◆ **WHAT IS BEING ASKED**: From the listing that follows, extract every line and set it down unaltered.

========

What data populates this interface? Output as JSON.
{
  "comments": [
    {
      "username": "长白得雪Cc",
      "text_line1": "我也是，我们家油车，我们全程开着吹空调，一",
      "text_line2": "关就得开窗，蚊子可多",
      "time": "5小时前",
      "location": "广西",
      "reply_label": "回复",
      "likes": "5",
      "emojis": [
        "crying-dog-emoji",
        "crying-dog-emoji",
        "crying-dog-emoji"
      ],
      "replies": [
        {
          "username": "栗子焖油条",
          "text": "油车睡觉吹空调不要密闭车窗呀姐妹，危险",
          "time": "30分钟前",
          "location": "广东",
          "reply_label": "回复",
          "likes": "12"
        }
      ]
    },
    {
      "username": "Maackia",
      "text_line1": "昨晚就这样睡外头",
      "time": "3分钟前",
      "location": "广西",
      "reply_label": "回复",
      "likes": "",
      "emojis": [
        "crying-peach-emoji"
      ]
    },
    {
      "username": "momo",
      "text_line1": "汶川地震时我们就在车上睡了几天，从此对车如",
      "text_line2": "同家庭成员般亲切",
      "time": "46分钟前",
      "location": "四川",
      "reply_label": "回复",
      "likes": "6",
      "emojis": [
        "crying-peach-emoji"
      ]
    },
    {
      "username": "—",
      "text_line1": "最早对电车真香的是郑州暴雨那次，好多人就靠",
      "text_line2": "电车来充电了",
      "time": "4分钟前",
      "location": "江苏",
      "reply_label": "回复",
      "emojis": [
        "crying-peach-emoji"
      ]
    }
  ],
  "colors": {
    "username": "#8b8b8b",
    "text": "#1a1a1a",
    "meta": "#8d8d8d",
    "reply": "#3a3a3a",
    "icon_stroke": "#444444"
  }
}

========

◆ **RESULT FOR THIS TASK**:
What data populates this interface? Output as JSON.
{
  "comments": [
    {
      "username": "长白得雪Cc",
      "text_line1": "我也是，我们家油车，我们全程开着吹空调，一",
      "text_line2": "关就得开窗，蚊子可多",
      "time": "5小时前",
      "location": "广西",
      "reply_label": "回复",
      "likes": "5",
      "emojis": [
        "crying-dog-emoji",
        "crying-dog-emoji",
        "crying-dog-emoji"
      ],
      "replies": [
        {
          "username": "栗子焖油条",
          "text": "油车睡觉吹空调不要密闭车窗呀姐妹，危险",
          "time": "30分钟前",
          "location": "广东",
          "reply_label": "回复",
          "likes": "12"
        }
      ]
    },
    {
      "username": "Maackia",
      "text_line1": "昨晚就这样睡外头",
      "time": "3分钟前",
      "location": "广西",
      "reply_label": "回复",
      "likes": "",
      "emojis": [
        "crying-peach-emoji"
      ]
    },
    {
      "username": "momo",
      "text_line1": "汶川地震时我们就在车上睡了几天，从此对车如",
      "text_line2": "同家庭成员般亲切",
      "time": "46分钟前",
      "location": "四川",
      "reply_label": "回复",
      "likes": "6",
      "emojis": [
        "crying-peach-emoji"
      ]
    },
    {
      "username": "—",
      "text_line1": "最早对电车真香的是郑州暴雨那次，好多人就靠",
      "text_line2": "电车来充电了",
      "time": "4分钟前",
      "location": "江苏",
      "reply_label": "回复",
      "emojis": [
        "crying-peach-emoji"
      ]
    }
  ],
  "colors": {
    "username": "#8b8b8b",
    "text": "#1a1a1a",
    "meta": "#8d8d8d",
    "reply": "#3a3a3a",
    "icon_stroke": "#444444"
  }
}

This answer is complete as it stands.